Despite an abundance of work and theory developed around literary mapping (particularly the work of Franco Moretti), there seem to be relatively few attempts to synthesize cinema and maps. Of note, however, is Stephen Mamber’s digital work, as well as his 2003 essay, “Narrative Mapping”, which outlines potential approaches for mapping narrative films. Also notable is Jeffrey Klenotic’s current project “Mapping Movies” (see jeffklenotic.com). Narrative mappings of a film may be interesting, particularly when multiple settings occur and the geography itself has contextual meaning, but Klenotic’s project shows that other forms of mapping cinema are possible. Though unfinished at the moment, this project intends to map film exhibitions from an historical perspective in order to gain social and cultural knowledge regarding the movie-going population in certain locations at certain moments in time. Another conceivable approach could involve mapping production locations, if one was doing historical research on the business itself, or perhaps simply investigating how production locations contrast their fictional counterparts. Likewise, mapping a particular film author’s work (either by production location or fictional setting) might offer insight only attainable through geographical visualization.
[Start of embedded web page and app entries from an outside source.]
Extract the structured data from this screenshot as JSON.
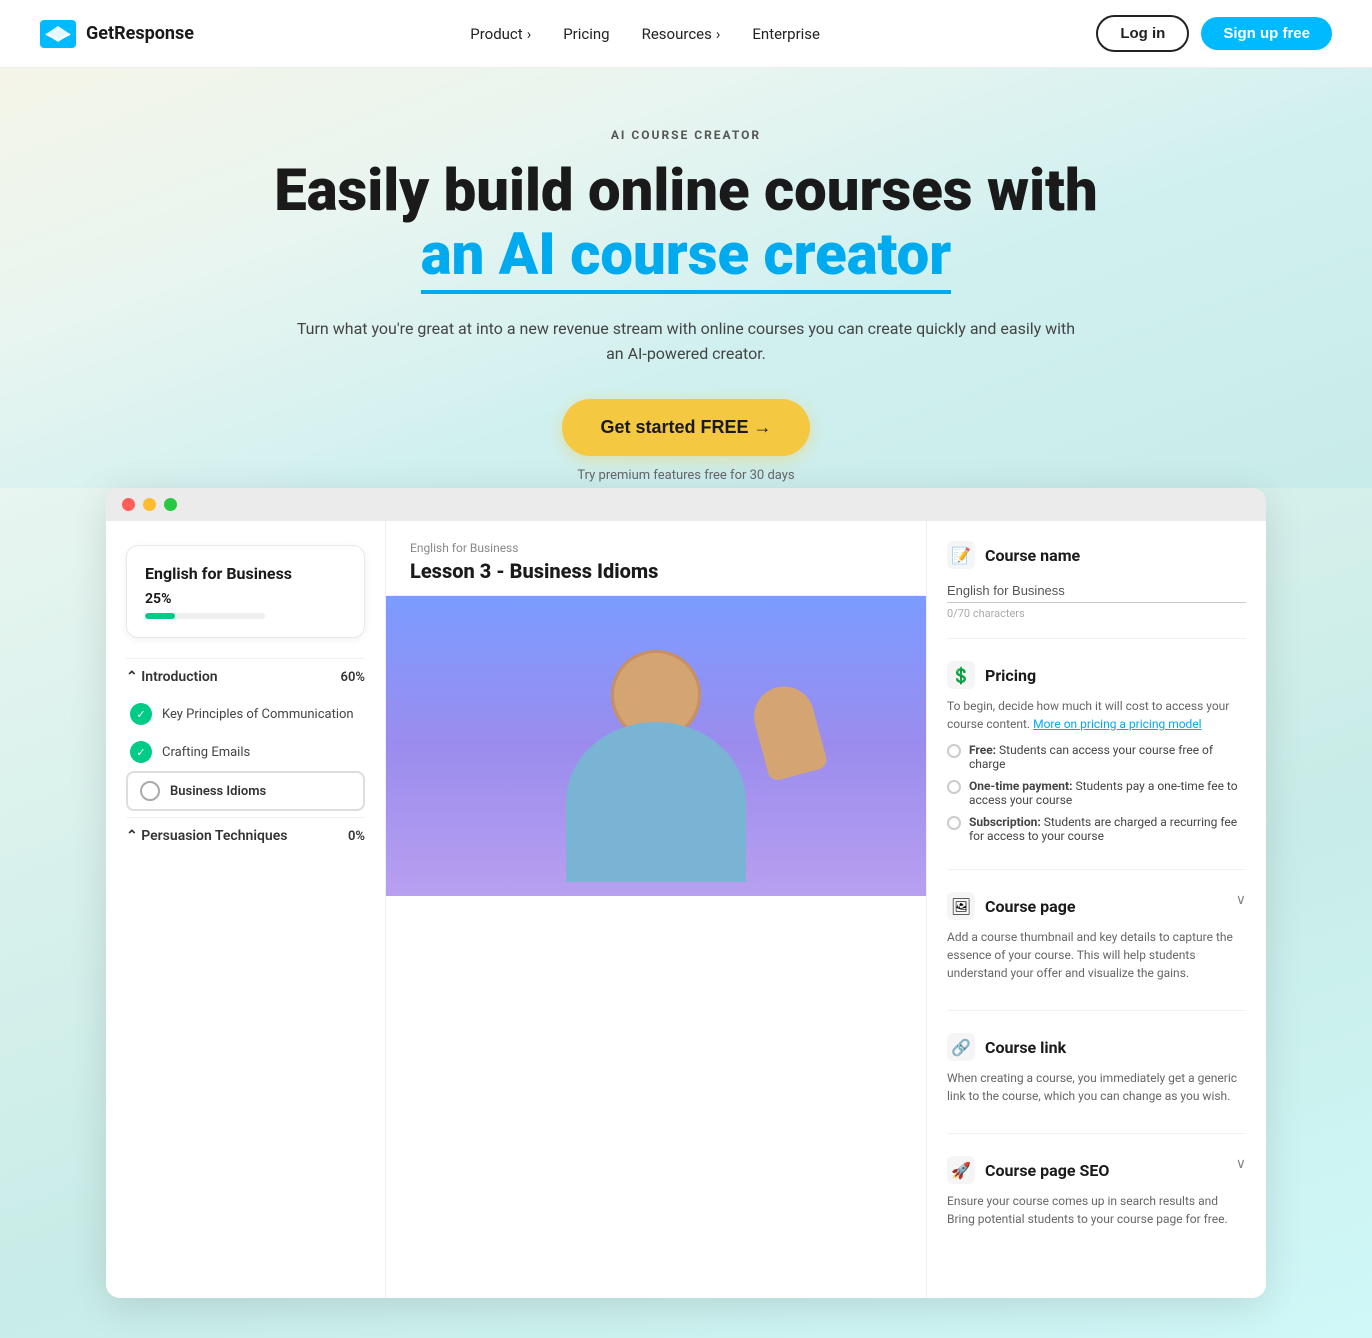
{
  "nav": {
    "logo_text": "GetResponse",
    "links": [
      {
        "label": "Product",
        "has_arrow": true
      },
      {
        "label": "Pricing",
        "has_arrow": false
      },
      {
        "label": "Resources",
        "has_arrow": true
      },
      {
        "label": "Enterprise",
        "has_arrow": false
      }
    ],
    "login_label": "Log in",
    "signup_label": "Sign up free"
  },
  "hero": {
    "eyebrow": "AI COURSE CREATOR",
    "title_line1": "Easily build online courses with",
    "title_line2": "an AI course creator",
    "subtitle": "Turn what you're great at into a new revenue stream with online courses you can create quickly and easily with an AI-powered creator.",
    "cta_label": "Get started FREE →",
    "note": "Try premium features free for 30 days"
  },
  "demo": {
    "window_dots": [
      "red",
      "yellow",
      "green"
    ],
    "left": {
      "course_title": "English for Business",
      "progress_pct": "25%",
      "progress_value": 25,
      "modules": [
        {
          "title": "Introduction",
          "pct": "60%",
          "expanded": true,
          "lessons": [
            {
              "name": "Key Principles of Communication",
              "status": "done"
            },
            {
              "name": "Crafting Emails",
              "status": "done"
            },
            {
              "name": "Business Idioms",
              "status": "active"
            }
          ]
        },
        {
          "title": "Persuasion Techniques",
          "pct": "0%",
          "expanded": false,
          "lessons": []
        }
      ]
    },
    "center": {
      "course_name": "English for Business",
      "lesson_title": "Lesson 3 - Business Idioms"
    },
    "right": {
      "sections": [
        {
          "id": "course-name",
          "title": "Course name",
          "input_value": "English for Business",
          "chars_label": "0/70 characters"
        },
        {
          "id": "pricing",
          "title": "Pricing",
          "desc_before": "To begin, decide how much it will cost to access your course content.",
          "link_text": "More on pricing a pricing model",
          "options": [
            {
              "bold": "Free:",
              "rest": " Students can access your course free of charge"
            },
            {
              "bold": "One-time payment:",
              "rest": " Students pay a one-time fee to access your course"
            },
            {
              "bold": "Subscription:",
              "rest": " Students are charged a recurring fee for access to your course"
            }
          ]
        },
        {
          "id": "course-page",
          "title": "Course page",
          "desc": "Add a course thumbnail and key details to capture the essence of your course. This will help students understand your offer and visualize the gains.",
          "collapsible": true
        },
        {
          "id": "course-link",
          "title": "Course link",
          "desc": "When creating a course, you immediately get a generic link to the course, which you can change as you wish.",
          "collapsible": false
        },
        {
          "id": "course-seo",
          "title": "Course page SEO",
          "desc": "Ensure your course comes up in search results and Bring potential students to your course page for free.",
          "collapsible": true
        }
      ]
    }
  }
}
Suffice to say, the potential is vast.
ESRI’s Storymaps, though seemingly unsophisticated and geared toward a consumer-base, may in fact offer the greatest potential for mapping movies. If people haven’t tried this quick, easy, and fun tutorial, I would highly recommend it: http://www.computerworld.com/slideshow/detail/111965. The “map tour” template (and other templates probably have this functionality, as well) allows one to import web images and video (via flickr, youtube, etc.). This is great for geo-tagging photos from a road trip. But this could be equally valuable for a scholarly, narrative mapping project. Historical documents, manuscripts, etc. can be compiled, converted to image files, posted to a site like Flickr, then very easily mapped in Storymaps. For film study, one could rip a DVD using a simple, free tool like Handbrake (http://handbrake.fr), break down scenes according to setting (using QuickTime Player or simple editing software like iMovie), post each scene as a separate video to YouTube, then embed the URL to a pin in Storymaps (based, of course, on the geographic location in which the scene is set). Likewise, the video clip is viewable in a side bar, similar to National Geographic’s “Geostories” (http://www.geostories.org/portal/). One can, therefore, watch an entire film while simultaneously tracing the narrative geographically.
This process may seem a bit convoluted, but it is actually quite simple, and it offers a new way of looking at a particular film, or any story.